Electricians discuss a task at TJX.

Making the leap to the union side provides new IBEW Local 573 members job security, work closer to home

Last year, two local journeymen electricians made a decision they both agree has been a great move.

John Martinelli and Mike Keleman, both represented by IBEW Local 573 in Warren, joined the union in June 2021.

They’ve been part of a 12-person team working at the TJX warehouse in Lordstown, most recently working on installing a conveyor belt system. Work at the site for the electricians is anticipated to finish in mid-to-late spring.

For both Martinelli and Keleman, there have been several advantages to making the switch.

On the first day of the job, Martinelli was quite literally given tools he needed to succeed.

Electrical journeyman John Martinelli was “organized” into IBEW Local 573 in 2021. Looking back, he said it’s one of the best career choices he’s ever made.

“I had more stuff handed to me on Day One here than I did when I worked with some other non-union contractors,” Martinelli said, adding he also received the guidance he needed to be successful.

The duo also appreciated having support with matters of safety and time constraints on a given task.

“There’s someone to represent me, instead of me going against a company if there are concerns,” Keleman said.

Being part of a team

Keleman recalled prior to joining the union when he was working a job for a non-union contractor. Reading paperwork associated with the job, Keleman realized there wasn’t any additional compensation that was agreed upon by the contractor and job site for safety.

Mike Keleman is a journeyman with Local 573 in Warren. He made the switch to join the union, which has provided better pay, safety and representation.

“I brought it to the attention of the office, and they said, ‘No, you’re not getting it.’”

Since the contractor he worked with wasn’t union, “I didn’t have a leg to stand on,” Keleman said. “Here, I can go to the union and voice my concerns. The brotherhood will take care of us.”

That sense of “brotherhood” translates to the electricians Martinelli works with day in and day out.

“Right off the bat, I noticed how people interacted with me. They were instantly friendly, then there was a group that needed to see us work. Then they welcomed us. There are some others who keep to themselves overall,” Martinelli said.

Electricians discuss a task at TJX.

Answering a question is John Martinelli, right, a journeyman with IBEW Local 573 in Warren.

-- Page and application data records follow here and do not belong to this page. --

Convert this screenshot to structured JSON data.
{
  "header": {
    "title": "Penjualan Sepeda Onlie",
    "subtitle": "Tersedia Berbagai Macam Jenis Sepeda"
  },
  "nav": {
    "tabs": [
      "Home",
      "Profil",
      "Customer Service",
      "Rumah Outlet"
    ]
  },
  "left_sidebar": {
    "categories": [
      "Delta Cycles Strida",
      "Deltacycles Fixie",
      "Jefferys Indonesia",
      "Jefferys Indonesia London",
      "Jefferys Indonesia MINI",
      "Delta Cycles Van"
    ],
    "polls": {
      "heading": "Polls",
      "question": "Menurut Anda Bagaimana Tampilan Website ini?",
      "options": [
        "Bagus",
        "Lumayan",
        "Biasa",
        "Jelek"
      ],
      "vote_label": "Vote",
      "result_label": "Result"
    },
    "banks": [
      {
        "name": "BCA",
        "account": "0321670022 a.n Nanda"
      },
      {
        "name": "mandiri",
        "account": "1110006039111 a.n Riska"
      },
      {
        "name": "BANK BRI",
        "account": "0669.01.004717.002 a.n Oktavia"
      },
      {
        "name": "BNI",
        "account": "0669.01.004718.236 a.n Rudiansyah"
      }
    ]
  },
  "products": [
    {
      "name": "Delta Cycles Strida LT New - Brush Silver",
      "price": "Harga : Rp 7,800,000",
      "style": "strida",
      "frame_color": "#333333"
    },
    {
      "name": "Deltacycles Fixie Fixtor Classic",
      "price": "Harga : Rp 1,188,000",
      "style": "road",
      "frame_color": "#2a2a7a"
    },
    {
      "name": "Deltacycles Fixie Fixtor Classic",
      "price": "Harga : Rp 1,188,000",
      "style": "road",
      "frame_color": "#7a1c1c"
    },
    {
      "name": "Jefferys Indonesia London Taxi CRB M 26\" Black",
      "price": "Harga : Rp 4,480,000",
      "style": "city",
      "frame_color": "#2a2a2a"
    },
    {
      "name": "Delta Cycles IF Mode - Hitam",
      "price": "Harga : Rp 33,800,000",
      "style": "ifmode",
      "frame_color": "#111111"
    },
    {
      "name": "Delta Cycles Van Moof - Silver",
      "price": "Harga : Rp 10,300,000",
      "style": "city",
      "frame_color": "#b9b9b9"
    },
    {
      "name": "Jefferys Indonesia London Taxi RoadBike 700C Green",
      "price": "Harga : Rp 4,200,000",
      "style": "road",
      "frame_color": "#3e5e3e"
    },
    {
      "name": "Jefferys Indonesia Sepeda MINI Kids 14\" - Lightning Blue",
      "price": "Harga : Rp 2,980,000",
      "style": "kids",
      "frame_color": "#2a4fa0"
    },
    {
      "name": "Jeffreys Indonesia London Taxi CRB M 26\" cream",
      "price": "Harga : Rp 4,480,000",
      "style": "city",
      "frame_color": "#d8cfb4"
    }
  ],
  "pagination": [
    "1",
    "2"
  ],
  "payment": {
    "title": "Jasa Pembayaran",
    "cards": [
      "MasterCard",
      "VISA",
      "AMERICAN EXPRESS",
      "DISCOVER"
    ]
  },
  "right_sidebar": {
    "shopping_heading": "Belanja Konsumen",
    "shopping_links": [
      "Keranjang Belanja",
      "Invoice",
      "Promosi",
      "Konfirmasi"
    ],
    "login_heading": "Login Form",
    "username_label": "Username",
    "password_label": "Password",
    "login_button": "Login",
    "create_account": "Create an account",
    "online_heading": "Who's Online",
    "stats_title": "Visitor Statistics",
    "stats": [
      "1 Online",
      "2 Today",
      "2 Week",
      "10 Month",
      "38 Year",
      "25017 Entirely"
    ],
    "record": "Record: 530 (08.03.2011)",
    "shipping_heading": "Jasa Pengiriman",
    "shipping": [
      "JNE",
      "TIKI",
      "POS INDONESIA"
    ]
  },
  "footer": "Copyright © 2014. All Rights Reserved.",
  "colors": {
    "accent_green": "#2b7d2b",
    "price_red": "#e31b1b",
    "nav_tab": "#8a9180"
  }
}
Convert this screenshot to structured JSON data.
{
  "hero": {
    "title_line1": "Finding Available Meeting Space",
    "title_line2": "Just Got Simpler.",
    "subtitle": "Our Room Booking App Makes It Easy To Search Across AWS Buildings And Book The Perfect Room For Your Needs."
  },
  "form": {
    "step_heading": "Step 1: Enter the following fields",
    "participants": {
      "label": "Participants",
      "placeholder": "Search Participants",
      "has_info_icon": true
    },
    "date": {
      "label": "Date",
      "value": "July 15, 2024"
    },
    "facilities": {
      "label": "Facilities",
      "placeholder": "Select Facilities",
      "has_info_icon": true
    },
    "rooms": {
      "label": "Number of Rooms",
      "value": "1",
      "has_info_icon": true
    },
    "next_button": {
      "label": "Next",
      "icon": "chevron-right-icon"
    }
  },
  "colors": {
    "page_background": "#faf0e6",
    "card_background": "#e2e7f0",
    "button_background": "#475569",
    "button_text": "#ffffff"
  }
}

“Everybody’s been extremely great. I wish I would have done this when I was younger,” he said. “I didn’t know any better.”

Martinelli has been an electrician for 24 years.

Another pro is a steadier, higher wage, both Martinelli and Keleman said.

With all of the upcoming work Local 573 has signed on to do in the area, both men are grateful to have work for a while.

Taking the time to teach

It’s important to have local unions work these types of jobs because the quality of work from the union will ensure good work will be completed, said Scott Nichols, steward for Local 573. There is an emphasis on meticulous craftsmanship from the very beginning as apprentices, he added.

Building off that, Keleman said he’s noticed there is more time to show apprentices how to do tasks, teaching them start to finish.

“Non-union jobs sometimes have apprentices put on a task by themselves, trying to figure it out in bits and pieces. Here, the manpower is just right so we can show apprentices,” Keleman said.

Martinelli added showing apprentices helps the pipeline of electricians. “I’m going to be retiring… You’ve got the younger guys coming up.”

Better late than never

Six years ago, journeyman Alex Borowski joined Local 573.

Like Martinelli and Keleman, Borowski likes that the work is steadier and closer to home.

Alex Borowski organized into Local 573 six years ago. One of the many reasons he decided to do so was to work closer to home on a consistent basis.

“I was driving from here to Cleveland every day before organizing in,” he said.

Safety guidelines are spelled out, Borowski said. “The union looks out for your needs. They want to keep us happy. If you have a problem, you have somebody that has your back.”

Similar to Martinelli, Borowski is thankful he joined, even a little later than he would have liked.

“I wish I would’ve joined when I was younger,” he said.